-- Task details --
Would you print the full listing word for word?

---

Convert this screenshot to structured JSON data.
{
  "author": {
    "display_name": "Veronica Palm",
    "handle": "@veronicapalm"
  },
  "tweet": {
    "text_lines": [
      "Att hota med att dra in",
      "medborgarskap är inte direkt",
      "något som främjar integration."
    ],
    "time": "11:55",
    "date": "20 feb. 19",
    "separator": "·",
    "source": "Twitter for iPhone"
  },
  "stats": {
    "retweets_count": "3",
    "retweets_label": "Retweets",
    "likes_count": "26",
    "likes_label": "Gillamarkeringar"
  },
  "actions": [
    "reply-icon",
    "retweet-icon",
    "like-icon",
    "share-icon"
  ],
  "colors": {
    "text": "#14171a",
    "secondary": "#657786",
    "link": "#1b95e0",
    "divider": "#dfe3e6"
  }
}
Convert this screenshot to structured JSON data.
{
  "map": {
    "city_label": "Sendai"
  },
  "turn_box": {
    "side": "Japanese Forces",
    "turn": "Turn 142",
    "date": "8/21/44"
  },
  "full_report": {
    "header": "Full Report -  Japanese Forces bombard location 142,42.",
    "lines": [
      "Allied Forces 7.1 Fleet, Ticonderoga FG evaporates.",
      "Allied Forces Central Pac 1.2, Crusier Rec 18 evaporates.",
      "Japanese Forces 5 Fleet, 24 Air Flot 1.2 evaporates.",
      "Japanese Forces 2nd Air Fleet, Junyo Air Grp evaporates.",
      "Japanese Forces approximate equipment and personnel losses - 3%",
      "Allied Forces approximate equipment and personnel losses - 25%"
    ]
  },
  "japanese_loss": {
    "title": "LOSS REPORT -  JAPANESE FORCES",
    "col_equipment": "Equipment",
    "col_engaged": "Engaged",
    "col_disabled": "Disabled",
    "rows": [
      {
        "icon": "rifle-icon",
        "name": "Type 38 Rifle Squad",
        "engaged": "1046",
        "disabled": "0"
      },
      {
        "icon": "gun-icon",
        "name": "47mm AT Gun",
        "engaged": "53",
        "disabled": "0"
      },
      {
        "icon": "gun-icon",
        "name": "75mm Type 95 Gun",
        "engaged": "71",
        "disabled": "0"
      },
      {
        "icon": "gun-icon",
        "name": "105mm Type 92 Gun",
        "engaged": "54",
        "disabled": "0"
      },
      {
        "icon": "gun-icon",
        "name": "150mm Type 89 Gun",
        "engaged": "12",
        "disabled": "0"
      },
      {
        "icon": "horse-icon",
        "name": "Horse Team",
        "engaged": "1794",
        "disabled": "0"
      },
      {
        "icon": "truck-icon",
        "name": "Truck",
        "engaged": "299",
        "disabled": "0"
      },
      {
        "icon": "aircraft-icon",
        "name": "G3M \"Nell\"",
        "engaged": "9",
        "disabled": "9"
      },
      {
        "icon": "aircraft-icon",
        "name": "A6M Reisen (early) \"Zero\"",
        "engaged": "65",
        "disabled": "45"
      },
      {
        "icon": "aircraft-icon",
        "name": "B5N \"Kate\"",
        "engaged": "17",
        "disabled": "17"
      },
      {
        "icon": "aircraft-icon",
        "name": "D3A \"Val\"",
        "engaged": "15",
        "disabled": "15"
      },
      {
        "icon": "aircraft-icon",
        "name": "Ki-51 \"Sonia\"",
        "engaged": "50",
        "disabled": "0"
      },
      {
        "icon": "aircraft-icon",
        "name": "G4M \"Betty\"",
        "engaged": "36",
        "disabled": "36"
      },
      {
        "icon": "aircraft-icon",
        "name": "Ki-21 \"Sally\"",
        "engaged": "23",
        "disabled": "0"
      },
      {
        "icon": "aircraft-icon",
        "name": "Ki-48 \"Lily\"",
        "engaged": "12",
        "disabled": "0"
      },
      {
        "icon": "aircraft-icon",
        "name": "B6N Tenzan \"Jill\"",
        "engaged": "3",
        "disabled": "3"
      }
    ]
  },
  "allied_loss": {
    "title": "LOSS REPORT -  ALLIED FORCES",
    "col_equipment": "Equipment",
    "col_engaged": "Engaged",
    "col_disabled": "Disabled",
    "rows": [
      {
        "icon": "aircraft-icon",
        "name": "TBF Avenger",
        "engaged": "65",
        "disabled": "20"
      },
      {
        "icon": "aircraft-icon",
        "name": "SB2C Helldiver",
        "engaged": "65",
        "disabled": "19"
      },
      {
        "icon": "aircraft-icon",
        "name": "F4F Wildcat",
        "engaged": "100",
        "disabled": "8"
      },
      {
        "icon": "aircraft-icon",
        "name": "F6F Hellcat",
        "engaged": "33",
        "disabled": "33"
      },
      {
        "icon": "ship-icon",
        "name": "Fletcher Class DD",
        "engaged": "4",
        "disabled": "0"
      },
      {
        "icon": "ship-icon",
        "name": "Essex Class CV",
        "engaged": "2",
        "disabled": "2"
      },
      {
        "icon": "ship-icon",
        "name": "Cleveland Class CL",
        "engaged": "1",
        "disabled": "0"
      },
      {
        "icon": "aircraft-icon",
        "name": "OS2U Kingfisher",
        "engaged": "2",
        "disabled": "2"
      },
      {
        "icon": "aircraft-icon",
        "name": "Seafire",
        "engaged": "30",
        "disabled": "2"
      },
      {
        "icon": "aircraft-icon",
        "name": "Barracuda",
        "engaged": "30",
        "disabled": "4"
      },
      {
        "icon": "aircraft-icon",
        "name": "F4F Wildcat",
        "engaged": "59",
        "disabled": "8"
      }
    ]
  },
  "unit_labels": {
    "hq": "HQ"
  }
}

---

-- The completed task --
Convert this screenshot to structured JSON data.
{
  "author": {
    "display_name": "Veronica Palm",
    "handle": "@veronicapalm"
  },
  "tweet": {
    "text_lines": [
      "Att hota med att dra in",
      "medborgarskap är inte direkt",
      "något som främjar integration."
    ],
    "time": "11:55",
    "date": "20 feb. 19",
    "separator": "·",
    "source": "Twitter for iPhone"
  },
  "stats": {
    "retweets_count": "3",
    "retweets_label": "Retweets",
    "likes_count": "26",
    "likes_label": "Gillamarkeringar"
  },
  "actions": [
    "reply-icon",
    "retweet-icon",
    "like-icon",
    "share-icon"
  ],
  "colors": {
    "text": "#14171a",
    "secondary": "#657786",
    "link": "#1b95e0",
    "divider": "#dfe3e6"
  }
}
Convert this screenshot to structured JSON data.
{
  "map": {
    "city_label": "Sendai"
  },
  "turn_box": {
    "side": "Japanese Forces",
    "turn": "Turn 142",
    "date": "8/21/44"
  },
  "full_report": {
    "header": "Full Report -  Japanese Forces bombard location 142,42.",
    "lines": [
      "Allied Forces 7.1 Fleet, Ticonderoga FG evaporates.",
      "Allied Forces Central Pac 1.2, Crusier Rec 18 evaporates.",
      "Japanese Forces 5 Fleet, 24 Air Flot 1.2 evaporates.",
      "Japanese Forces 2nd Air Fleet, Junyo Air Grp evaporates.",
      "Japanese Forces approximate equipment and personnel losses - 3%",
      "Allied Forces approximate equipment and personnel losses - 25%"
    ]
  },
  "japanese_loss": {
    "title": "LOSS REPORT -  JAPANESE FORCES",
    "col_equipment": "Equipment",
    "col_engaged": "Engaged",
    "col_disabled": "Disabled",
    "rows": [
      {
        "icon": "rifle-icon",
        "name": "Type 38 Rifle Squad",
        "engaged": "1046",
        "disabled": "0"
      },
      {
        "icon": "gun-icon",
        "name": "47mm AT Gun",
        "engaged": "53",
        "disabled": "0"
      },
      {
        "icon": "gun-icon",
        "name": "75mm Type 95 Gun",
        "engaged": "71",
        "disabled": "0"
      },
      {
        "icon": "gun-icon",
        "name": "105mm Type 92 Gun",
        "engaged": "54",
        "disabled": "0"
      },
      {
        "icon": "gun-icon",
        "name": "150mm Type 89 Gun",
        "engaged": "12",
        "disabled": "0"
      },
      {
        "icon": "horse-icon",
        "name": "Horse Team",
        "engaged": "1794",
        "disabled": "0"
      },
      {
        "icon": "truck-icon",
        "name": "Truck",
        "engaged": "299",
        "disabled": "0"
      },
      {
        "icon": "aircraft-icon",
        "name": "G3M \"Nell\"",
        "engaged": "9",
        "disabled": "9"
      },
      {
        "icon": "aircraft-icon",
        "name": "A6M Reisen (early) \"Zero\"",
        "engaged": "65",
        "disabled": "45"
      },
      {
        "icon": "aircraft-icon",
        "name": "B5N \"Kate\"",
        "engaged": "17",
        "disabled": "17"
      },
      {
        "icon": "aircraft-icon",
        "name": "D3A \"Val\"",
        "engaged": "15",
        "disabled": "15"
      },
      {
        "icon": "aircraft-icon",
        "name": "Ki-51 \"Sonia\"",
        "engaged": "50",
        "disabled": "0"
      },
      {
        "icon": "aircraft-icon",
        "name": "G4M \"Betty\"",
        "engaged": "36",
        "disabled": "36"
      },
      {
        "icon": "aircraft-icon",
        "name": "Ki-21 \"Sally\"",
        "engaged": "23",
        "disabled": "0"
      },
      {
        "icon": "aircraft-icon",
        "name": "Ki-48 \"Lily\"",
        "engaged": "12",
        "disabled": "0"
      },
      {
        "icon": "aircraft-icon",
        "name": "B6N Tenzan \"Jill\"",
        "engaged": "3",
        "disabled": "3"
      }
    ]
  },
  "allied_loss": {
    "title": "LOSS REPORT -  ALLIED FORCES",
    "col_equipment": "Equipment",
    "col_engaged": "Engaged",
    "col_disabled": "Disabled",
    "rows": [
      {
        "icon": "aircraft-icon",
        "name": "TBF Avenger",
        "engaged": "65",
        "disabled": "20"
      },
      {
        "icon": "aircraft-icon",
        "name": "SB2C Helldiver",
        "engaged": "65",
        "disabled": "19"
      },
      {
        "icon": "aircraft-icon",
        "name": "F4F Wildcat",
        "engaged": "100",
        "disabled": "8"
      },
      {
        "icon": "aircraft-icon",
        "name": "F6F Hellcat",
        "engaged": "33",
        "disabled": "33"
      },
      {
        "icon": "ship-icon",
        "name": "Fletcher Class DD",
        "engaged": "4",
        "disabled": "0"
      },
      {
        "icon": "ship-icon",
        "name": "Essex Class CV",
        "engaged": "2",
        "disabled": "2"
      },
      {
        "icon": "ship-icon",
        "name": "Cleveland Class CL",
        "engaged": "1",
        "disabled": "0"
      },
      {
        "icon": "aircraft-icon",
        "name": "OS2U Kingfisher",
        "engaged": "2",
        "disabled": "2"
      },
      {
        "icon": "aircraft-icon",
        "name": "Seafire",
        "engaged": "30",
        "disabled": "2"
      },
      {
        "icon": "aircraft-icon",
        "name": "Barracuda",
        "engaged": "30",
        "disabled": "4"
      },
      {
        "icon": "aircraft-icon",
        "name": "F4F Wildcat",
        "engaged": "59",
        "disabled": "8"
      }
    ]
  },
  "unit_labels": {
    "hq": "HQ"
  }
}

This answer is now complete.